[Opening Record excerpts section]

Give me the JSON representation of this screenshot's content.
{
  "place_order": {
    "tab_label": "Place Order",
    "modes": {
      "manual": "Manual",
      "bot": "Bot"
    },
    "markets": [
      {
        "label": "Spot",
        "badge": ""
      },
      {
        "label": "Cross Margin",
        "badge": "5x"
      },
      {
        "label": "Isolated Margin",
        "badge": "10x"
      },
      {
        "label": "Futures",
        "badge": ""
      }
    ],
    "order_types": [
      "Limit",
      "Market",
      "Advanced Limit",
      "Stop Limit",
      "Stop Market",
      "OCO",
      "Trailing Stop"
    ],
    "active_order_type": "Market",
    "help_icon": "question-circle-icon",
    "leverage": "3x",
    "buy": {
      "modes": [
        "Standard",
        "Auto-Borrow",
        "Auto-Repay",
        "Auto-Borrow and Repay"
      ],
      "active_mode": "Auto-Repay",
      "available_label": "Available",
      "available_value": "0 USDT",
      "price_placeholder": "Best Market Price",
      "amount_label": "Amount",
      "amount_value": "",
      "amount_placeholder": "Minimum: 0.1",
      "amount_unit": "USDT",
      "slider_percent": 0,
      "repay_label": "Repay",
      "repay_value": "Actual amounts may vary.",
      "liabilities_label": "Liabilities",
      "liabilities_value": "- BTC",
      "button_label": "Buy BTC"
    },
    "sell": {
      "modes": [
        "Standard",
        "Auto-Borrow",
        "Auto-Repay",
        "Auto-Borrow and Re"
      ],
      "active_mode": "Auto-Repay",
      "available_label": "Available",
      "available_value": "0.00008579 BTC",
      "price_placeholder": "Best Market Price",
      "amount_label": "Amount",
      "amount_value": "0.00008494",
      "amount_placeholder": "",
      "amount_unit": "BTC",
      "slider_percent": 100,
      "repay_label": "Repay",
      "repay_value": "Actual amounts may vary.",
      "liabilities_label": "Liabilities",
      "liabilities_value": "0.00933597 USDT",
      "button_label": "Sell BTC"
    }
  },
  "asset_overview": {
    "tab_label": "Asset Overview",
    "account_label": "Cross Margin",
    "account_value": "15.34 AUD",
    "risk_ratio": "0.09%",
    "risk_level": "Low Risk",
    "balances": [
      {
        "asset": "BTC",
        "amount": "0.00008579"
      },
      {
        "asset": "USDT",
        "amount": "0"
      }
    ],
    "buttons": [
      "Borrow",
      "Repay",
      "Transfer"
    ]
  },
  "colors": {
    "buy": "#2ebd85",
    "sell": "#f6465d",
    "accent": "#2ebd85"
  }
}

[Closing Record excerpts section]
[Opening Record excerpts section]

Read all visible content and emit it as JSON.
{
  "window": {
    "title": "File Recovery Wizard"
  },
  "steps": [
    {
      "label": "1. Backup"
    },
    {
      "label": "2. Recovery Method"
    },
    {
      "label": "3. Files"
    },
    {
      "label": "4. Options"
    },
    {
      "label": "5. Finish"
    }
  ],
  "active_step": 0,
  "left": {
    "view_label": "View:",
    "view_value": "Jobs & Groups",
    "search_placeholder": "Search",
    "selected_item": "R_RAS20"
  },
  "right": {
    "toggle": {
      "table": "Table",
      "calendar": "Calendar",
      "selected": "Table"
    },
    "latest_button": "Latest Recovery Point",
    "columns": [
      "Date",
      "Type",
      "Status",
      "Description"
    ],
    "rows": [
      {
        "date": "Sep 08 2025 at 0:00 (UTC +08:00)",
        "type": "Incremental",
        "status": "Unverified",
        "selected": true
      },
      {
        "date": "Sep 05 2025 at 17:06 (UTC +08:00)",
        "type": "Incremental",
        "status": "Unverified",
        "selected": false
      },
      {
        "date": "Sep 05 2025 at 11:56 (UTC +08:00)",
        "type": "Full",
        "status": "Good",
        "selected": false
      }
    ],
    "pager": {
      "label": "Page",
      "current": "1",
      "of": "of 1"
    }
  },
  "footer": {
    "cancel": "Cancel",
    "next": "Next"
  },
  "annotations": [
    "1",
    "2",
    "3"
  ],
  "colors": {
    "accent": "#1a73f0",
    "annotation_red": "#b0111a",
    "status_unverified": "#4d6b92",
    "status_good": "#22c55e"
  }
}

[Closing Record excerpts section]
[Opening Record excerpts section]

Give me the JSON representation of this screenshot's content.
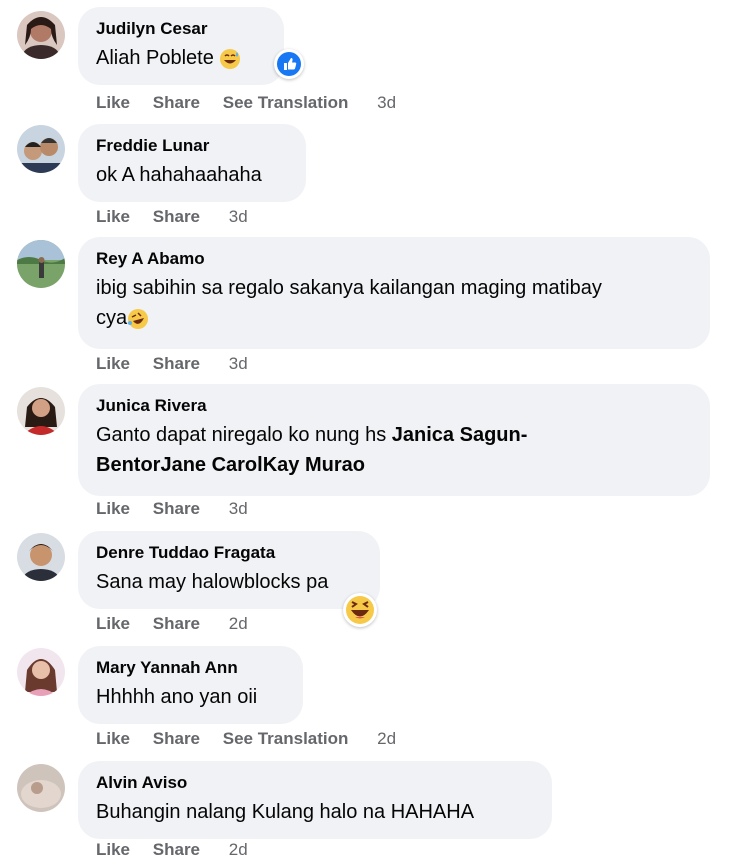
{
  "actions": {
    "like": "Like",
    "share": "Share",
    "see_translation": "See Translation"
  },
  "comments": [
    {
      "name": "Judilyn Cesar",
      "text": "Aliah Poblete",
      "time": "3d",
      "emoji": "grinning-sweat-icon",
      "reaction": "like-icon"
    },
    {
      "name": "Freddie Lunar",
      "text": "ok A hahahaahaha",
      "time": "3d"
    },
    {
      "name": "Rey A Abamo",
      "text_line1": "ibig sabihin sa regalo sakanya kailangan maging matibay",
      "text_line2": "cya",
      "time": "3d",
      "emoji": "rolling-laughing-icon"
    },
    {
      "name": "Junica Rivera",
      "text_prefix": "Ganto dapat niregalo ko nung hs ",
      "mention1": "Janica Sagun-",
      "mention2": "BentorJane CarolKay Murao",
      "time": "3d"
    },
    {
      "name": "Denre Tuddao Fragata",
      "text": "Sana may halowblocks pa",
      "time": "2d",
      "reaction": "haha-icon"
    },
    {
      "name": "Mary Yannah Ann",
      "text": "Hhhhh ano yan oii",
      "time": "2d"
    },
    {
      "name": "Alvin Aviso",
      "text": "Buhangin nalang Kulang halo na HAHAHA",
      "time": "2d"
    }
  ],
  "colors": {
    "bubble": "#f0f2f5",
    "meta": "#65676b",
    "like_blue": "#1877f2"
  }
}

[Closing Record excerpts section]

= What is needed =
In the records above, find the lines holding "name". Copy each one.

= Task response =
      "name": "Judilyn Cesar",
      "name": "Freddie Lunar",
      "name": "Rey A Abamo",
      "name": "Junica Rivera",
      "name": "Denre Tuddao Fragata",
      "name": "Mary Yannah Ann",
      "name": "Alvin Aviso",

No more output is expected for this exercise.